#### Task data
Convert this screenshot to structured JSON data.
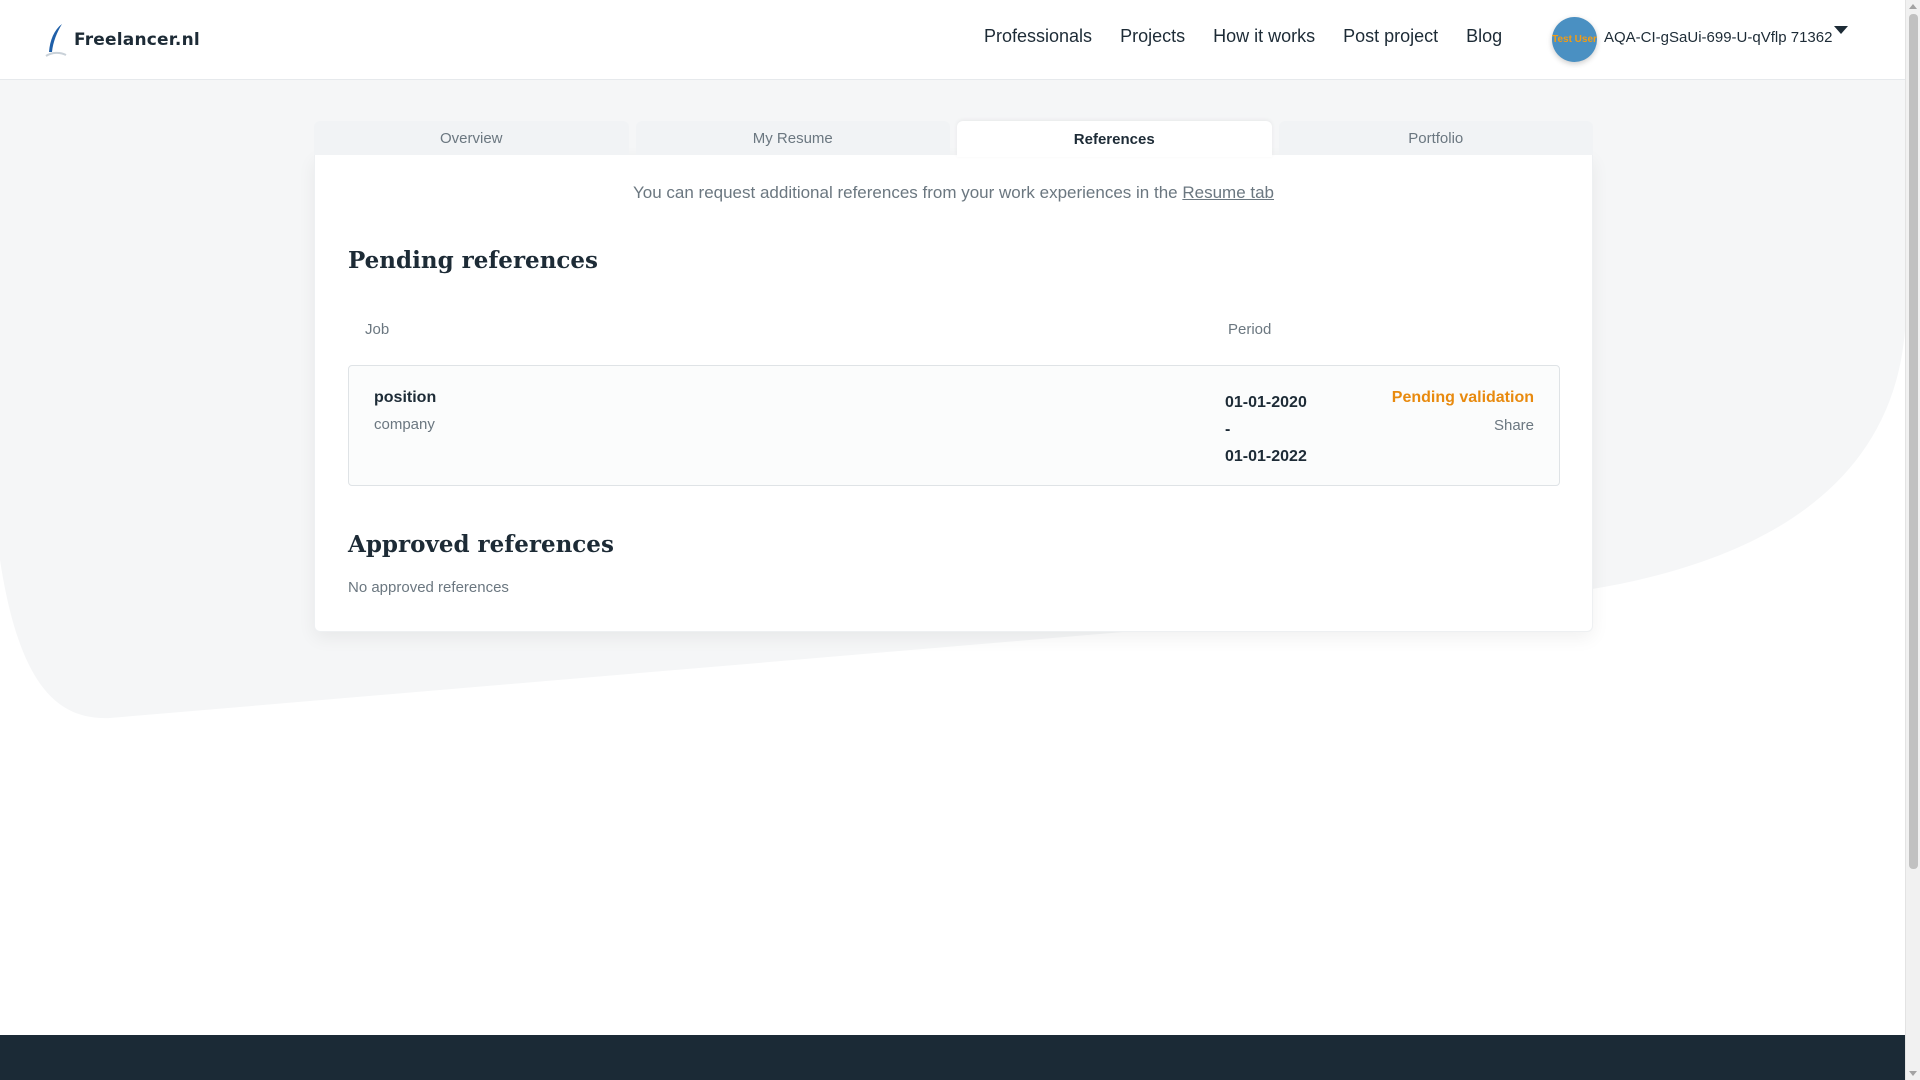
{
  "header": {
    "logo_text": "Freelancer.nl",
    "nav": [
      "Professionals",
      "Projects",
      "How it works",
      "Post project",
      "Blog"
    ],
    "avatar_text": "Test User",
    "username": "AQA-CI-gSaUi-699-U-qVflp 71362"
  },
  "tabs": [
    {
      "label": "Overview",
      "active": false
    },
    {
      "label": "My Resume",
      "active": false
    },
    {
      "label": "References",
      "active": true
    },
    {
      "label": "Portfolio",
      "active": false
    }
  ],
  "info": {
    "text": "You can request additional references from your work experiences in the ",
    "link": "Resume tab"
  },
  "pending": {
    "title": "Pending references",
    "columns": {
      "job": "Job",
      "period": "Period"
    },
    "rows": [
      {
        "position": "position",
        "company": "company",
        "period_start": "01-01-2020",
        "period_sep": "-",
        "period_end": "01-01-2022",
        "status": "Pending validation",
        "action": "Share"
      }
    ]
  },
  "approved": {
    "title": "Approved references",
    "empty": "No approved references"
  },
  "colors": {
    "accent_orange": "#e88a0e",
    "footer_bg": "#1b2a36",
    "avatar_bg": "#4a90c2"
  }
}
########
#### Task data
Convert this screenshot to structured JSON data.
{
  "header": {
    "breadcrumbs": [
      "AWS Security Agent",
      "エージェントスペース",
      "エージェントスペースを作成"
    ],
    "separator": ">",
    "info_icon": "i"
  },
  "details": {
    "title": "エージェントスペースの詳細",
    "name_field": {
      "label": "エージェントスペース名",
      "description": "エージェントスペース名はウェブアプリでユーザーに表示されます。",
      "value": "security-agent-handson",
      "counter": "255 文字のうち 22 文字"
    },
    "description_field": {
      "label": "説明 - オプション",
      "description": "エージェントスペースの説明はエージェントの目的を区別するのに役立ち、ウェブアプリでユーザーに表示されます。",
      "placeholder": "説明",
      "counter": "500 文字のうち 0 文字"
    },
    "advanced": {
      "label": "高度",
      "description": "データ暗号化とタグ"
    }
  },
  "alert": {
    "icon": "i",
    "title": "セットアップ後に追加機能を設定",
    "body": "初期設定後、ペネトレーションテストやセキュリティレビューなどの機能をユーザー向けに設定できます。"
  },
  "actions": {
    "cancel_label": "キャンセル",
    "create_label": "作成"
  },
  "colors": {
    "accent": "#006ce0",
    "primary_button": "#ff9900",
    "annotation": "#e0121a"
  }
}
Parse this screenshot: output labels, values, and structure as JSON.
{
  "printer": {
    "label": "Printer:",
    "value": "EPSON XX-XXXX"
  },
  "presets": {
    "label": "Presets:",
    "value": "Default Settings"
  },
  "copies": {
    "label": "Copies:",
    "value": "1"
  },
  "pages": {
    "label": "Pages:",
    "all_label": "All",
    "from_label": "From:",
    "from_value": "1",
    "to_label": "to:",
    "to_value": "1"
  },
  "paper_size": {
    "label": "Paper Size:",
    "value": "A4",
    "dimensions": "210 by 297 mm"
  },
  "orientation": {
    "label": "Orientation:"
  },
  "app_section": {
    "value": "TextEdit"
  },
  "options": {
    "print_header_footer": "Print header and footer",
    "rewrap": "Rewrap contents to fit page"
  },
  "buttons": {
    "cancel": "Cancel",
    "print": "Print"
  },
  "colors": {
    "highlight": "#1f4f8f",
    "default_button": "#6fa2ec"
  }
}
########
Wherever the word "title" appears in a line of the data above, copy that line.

    "title": "Pending references",
    "title": "Approved references",
    "title": "エージェントスペースの詳細",
    "title": "セットアップ後に追加機能を設定",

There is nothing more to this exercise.